or two... by which time I can mysteriously no longer reach it. Turns
out that becoming transit between 2 (at the time) large providers over
a T1 makes your router unavailable. Eventually BGP falls down (because
keepalives get starved), and then, before you are able to login again,
it comes up.

Stuff like this happens all the time - bringing peers up without
policy is a: really easy to accidentally do and b: hurts both the
person doing it, and everyone caught in the collateral damage.

> bgpsec also doesn't protect against this scenario.
> There have been a few years worth of papers/analysis out of academia (and at
> least 2 drafts in the ietf) talking about the above.
>> The other one could be as simple as "ebgp policy auto" where based in the
>> IRRDB and your peer's AS router can build a policy automagically using say
>> BGPQ3.
> are you suggesting that the router build it's filtering directly (on it's
> own) from an IRRdb? that seems interesting, but also fraught with peril...
> I also see problems in setting up the configuration parts for this, for a
> single network it probably isn't rough, but for a more generic solution it's
> going to involve more configuration toggling than just enabling a policy on
> the peerings.
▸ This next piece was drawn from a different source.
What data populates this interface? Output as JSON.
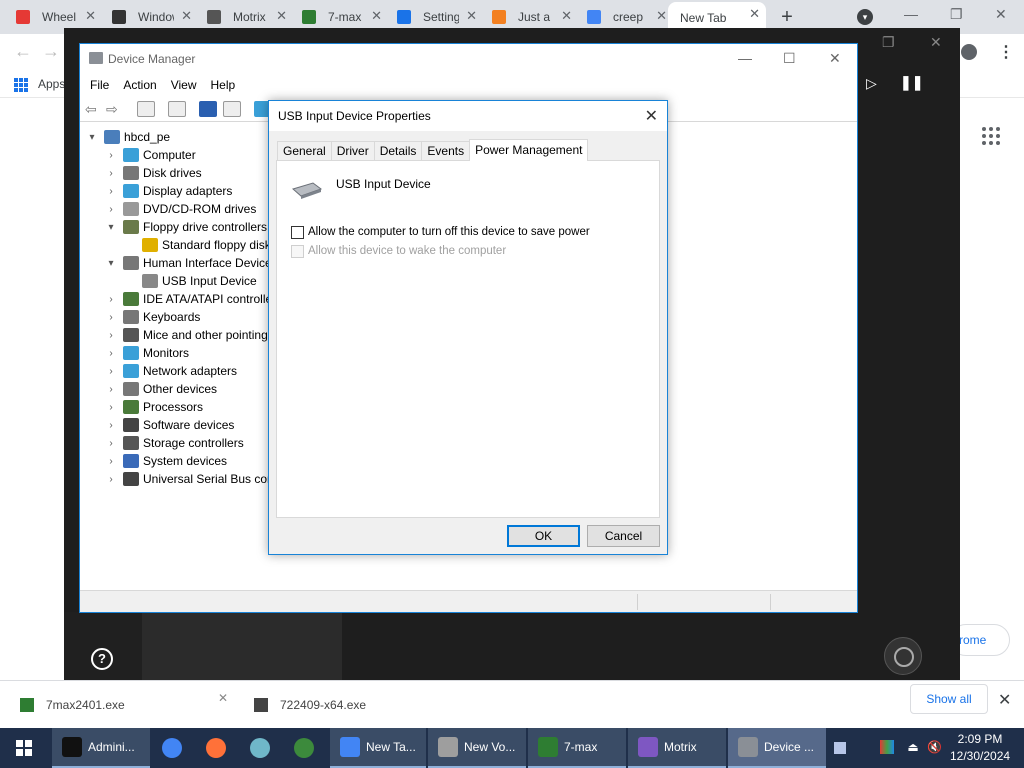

At least you'd need to account for:
>   1) which irrdb to pull content from
>   2) which protocol to use to do that pulling
>   3) authentication?
>   4) results qualifications (larger than X, smaller than Y, general content
> sanity)
>   5) how to match/query the irrdb for the particular peerings on this device
>   6) timeouts for operations
>   7) scheduling of operations
>   8) security bits around the new 'service' enabled on this device
> there are other things to account for as well...
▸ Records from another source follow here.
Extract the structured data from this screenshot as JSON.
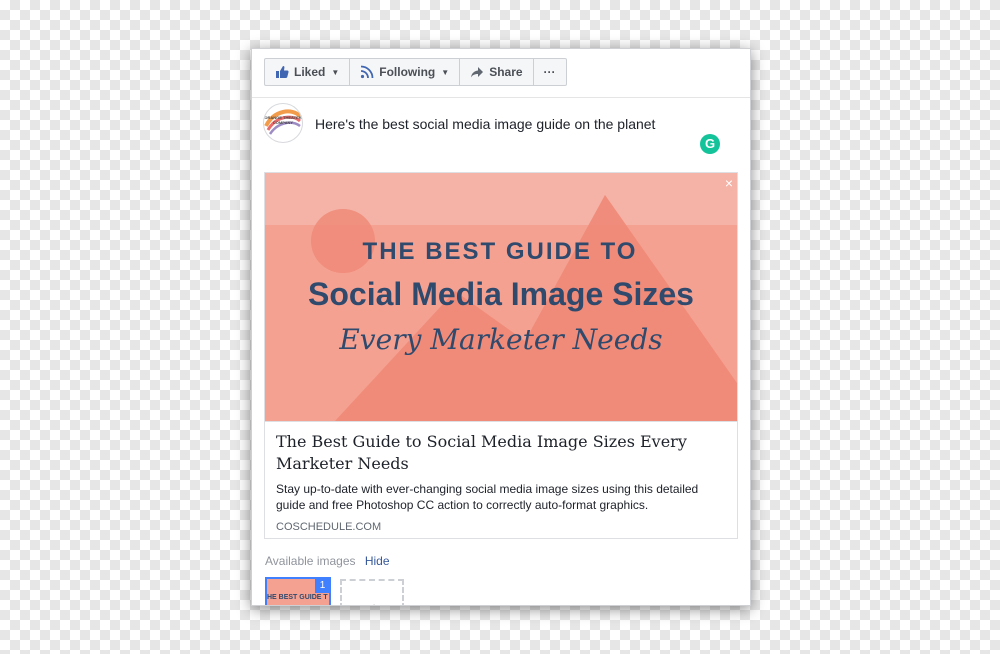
{
  "toolbar": {
    "liked_label": "Liked",
    "following_label": "Following",
    "share_label": "Share",
    "more_label": "···"
  },
  "page_avatar": {
    "text": "ORANGE THEATER COMPANY"
  },
  "post": {
    "text": "Here's the best social media image guide on the planet"
  },
  "grammarly": {
    "glyph": "G"
  },
  "link_preview": {
    "image_line1": "THE BEST GUIDE TO",
    "image_line2": "Social Media Image Sizes",
    "image_line3": "Every Marketer Needs",
    "title": "The Best Guide to Social Media Image Sizes Every Marketer Needs",
    "description": "Stay up-to-date with ever-changing social media image sizes using this detailed guide and free Photoshop CC action to correctly auto-format graphics.",
    "domain": "COSCHEDULE.COM",
    "close_glyph": "×"
  },
  "images_picker": {
    "label": "Available images",
    "hide_label": "Hide",
    "thumb1_badge": "1",
    "thumb1_text": "HE BEST GUIDE T"
  },
  "colors": {
    "link_blue": "#365899",
    "accent_blue": "#4080ff",
    "hero_pink": "#f5a191",
    "hero_navy": "#2f4a6d",
    "grammarly_green": "#15c39a"
  }
}
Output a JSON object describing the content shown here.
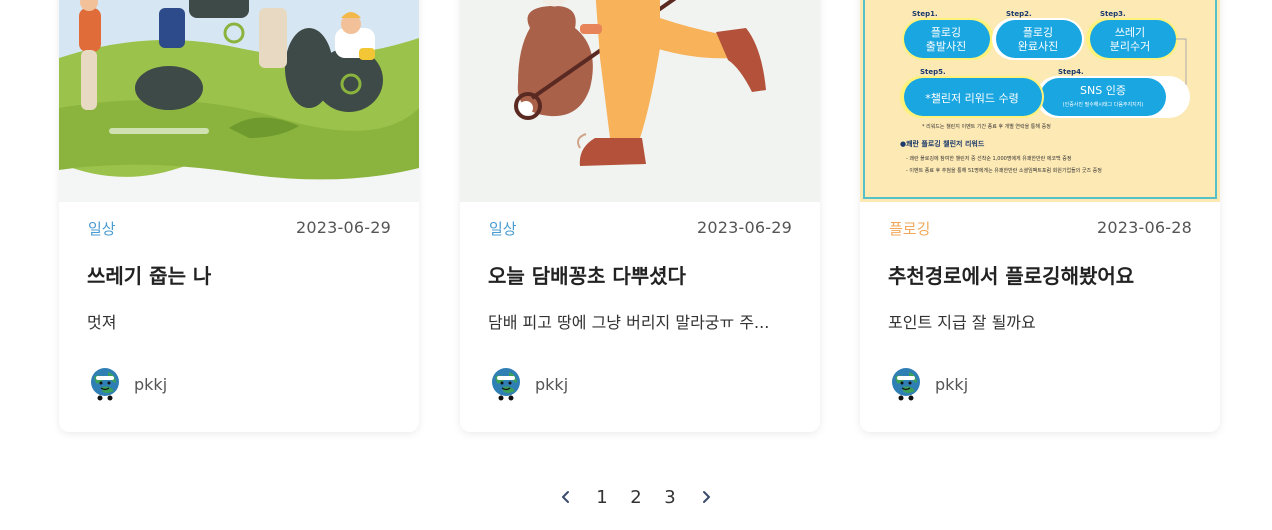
{
  "colors": {
    "category_daily": "#4a9bd1",
    "category_plogging": "#f2a85a",
    "text_dark": "#222222",
    "text_muted": "#555555"
  },
  "posts": [
    {
      "category": "일상",
      "category_color": "#4a9bd1",
      "date": "2023-06-29",
      "title": "쓰레기 줍는 나",
      "description": "멋져",
      "author": "pkkj",
      "thumbnail_icon": "people-picking-trash-illustration"
    },
    {
      "category": "일상",
      "category_color": "#4a9bd1",
      "date": "2023-06-29",
      "title": "오늘 담배꽁초 다뿌셨다",
      "description": "담배 피고 땅에 그냥 버리지 말라궁ㅠ 주...",
      "author": "pkkj",
      "thumbnail_icon": "trash-picker-illustration"
    },
    {
      "category": "플로깅",
      "category_color": "#f2a85a",
      "date": "2023-06-28",
      "title": "추천경로에서 플로깅해봤어요",
      "description": "포인트 지급 잘 될까요",
      "author": "pkkj",
      "thumbnail_icon": "plogging-challenge-poster"
    }
  ],
  "poster": {
    "steps": [
      {
        "label": "Step1.",
        "text1": "플로깅",
        "text2": "출발사진"
      },
      {
        "label": "Step2.",
        "text1": "플로깅",
        "text2": "완료사진"
      },
      {
        "label": "Step3.",
        "text1": "쓰레기",
        "text2": "분리수거"
      },
      {
        "label": "Step4.",
        "text1": "SNS 인증",
        "text2": "(인증사진 필수해시태그 다음주지지지)"
      },
      {
        "label": "Step5.",
        "text1": "*챌린저 리워드 수령",
        "text2": ""
      }
    ],
    "footnote": "* 리워드는 챌린지 이벤트 기간 종료 후 개별 연락을 통해 증정",
    "reward_title": "●쾌란 플로깅 챌린저 리워드",
    "reward_line1": "- 쾌란 플로깅에 참여한 챌린저 중 선착순 1,000명에게 유쾌한반란 에코백 증정",
    "reward_line2": "- 이벤트 종료 후 추첨을 통해 51명에게는 유쾌한반란 소셜임팩트포럼 회원기업들의 굿즈 증정"
  },
  "pagination": {
    "prev_icon": "chevron-left-icon",
    "next_icon": "chevron-right-icon",
    "pages": [
      "1",
      "2",
      "3"
    ]
  }
}
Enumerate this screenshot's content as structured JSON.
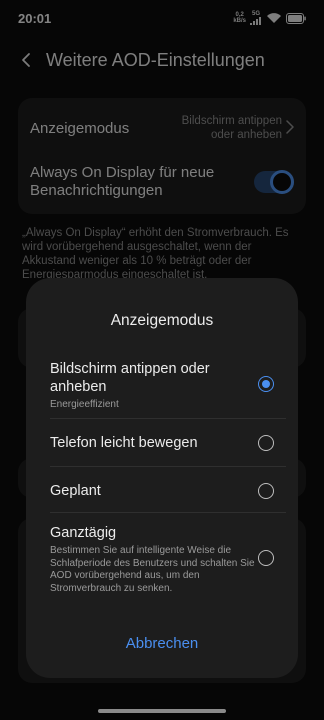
{
  "status": {
    "time": "20:01",
    "net_speed_value": "0,2",
    "net_speed_unit": "kB/s",
    "network": "5G",
    "icons": [
      "signal-icon",
      "wifi-icon",
      "battery-icon"
    ]
  },
  "header": {
    "title": "Weitere AOD-Einstellungen",
    "back_icon": "back-arrow-icon"
  },
  "settings": {
    "mode_label": "Anzeigemodus",
    "mode_value": "Bildschirm antippen oder anheben",
    "aod_label": "Always On Display für neue Benachrichtigungen",
    "aod_enabled": true,
    "description": "„Always On Display“ erhöht den Stromverbrauch. Es wird vorübergehend ausgeschaltet, wenn der Akkustand weniger als 10 % beträgt oder der Energiesparmodus eingeschaltet ist."
  },
  "dialog": {
    "title": "Anzeigemodus",
    "options": [
      {
        "label": "Bildschirm antippen oder anheben",
        "sub": "Energieeffizient",
        "selected": true
      },
      {
        "label": "Telefon leicht bewegen",
        "sub": "",
        "selected": false
      },
      {
        "label": "Geplant",
        "sub": "",
        "selected": false
      },
      {
        "label": "Ganztägig",
        "sub": "Bestimmen Sie auf intelligente Weise die Schlafperiode des Benutzers und schalten Sie AOD vorübergehend aus, um den Stromverbrauch zu senken.",
        "selected": false
      }
    ],
    "cancel_label": "Abbrechen"
  },
  "colors": {
    "accent": "#4a8ff0",
    "background": "#0b0b0b",
    "dialog": "#1d1d1d"
  }
}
   9) making sure that you have announced just enough (and received)
just enough that you can actually reach the irrdb

I'm saddened that something which is basically a trigger safety to
make it harder to shoot myself in the foot is this hard....


> that's very vendor specific :(
>> Otherwise while Jared, you and perhaps most folks on this list already
>> have automated ways to build nice and accurate policies I suspect they are
>> those which do not. And those would either put "allow all" or will now start
>> looking for hints "what do I put in".
> vendors who sold gear could probably offer solutions in this space.
>> And if the end result is what you are doing twice a day why router's can't
>> do it themselves assuming IRRDB or any other src of truth is accurate ?
> 'how often does this data change?'
> 'how often do I want to refresh peering data on devices (from neighbors)'
> 'what is the sla for this part of the service'
> Some folk do it more 'dynamically' (some providers update 4 or 6 times day),
> some folk do it 'less dynamically' (email .. data updated
> in 24hrs)
> 'why not do it more!' has lots of reasons in both directions, but really
> that's not the point of this draft anyway.
> _______________________________________________
> Idr mailing list

I don't think the execution is relevant when it was obviously a bad
idea in the first place.
This is like putting rabid weasels in your pants, and later expressing
regret at having chosen those particular rabid weasels and that pair
of pants.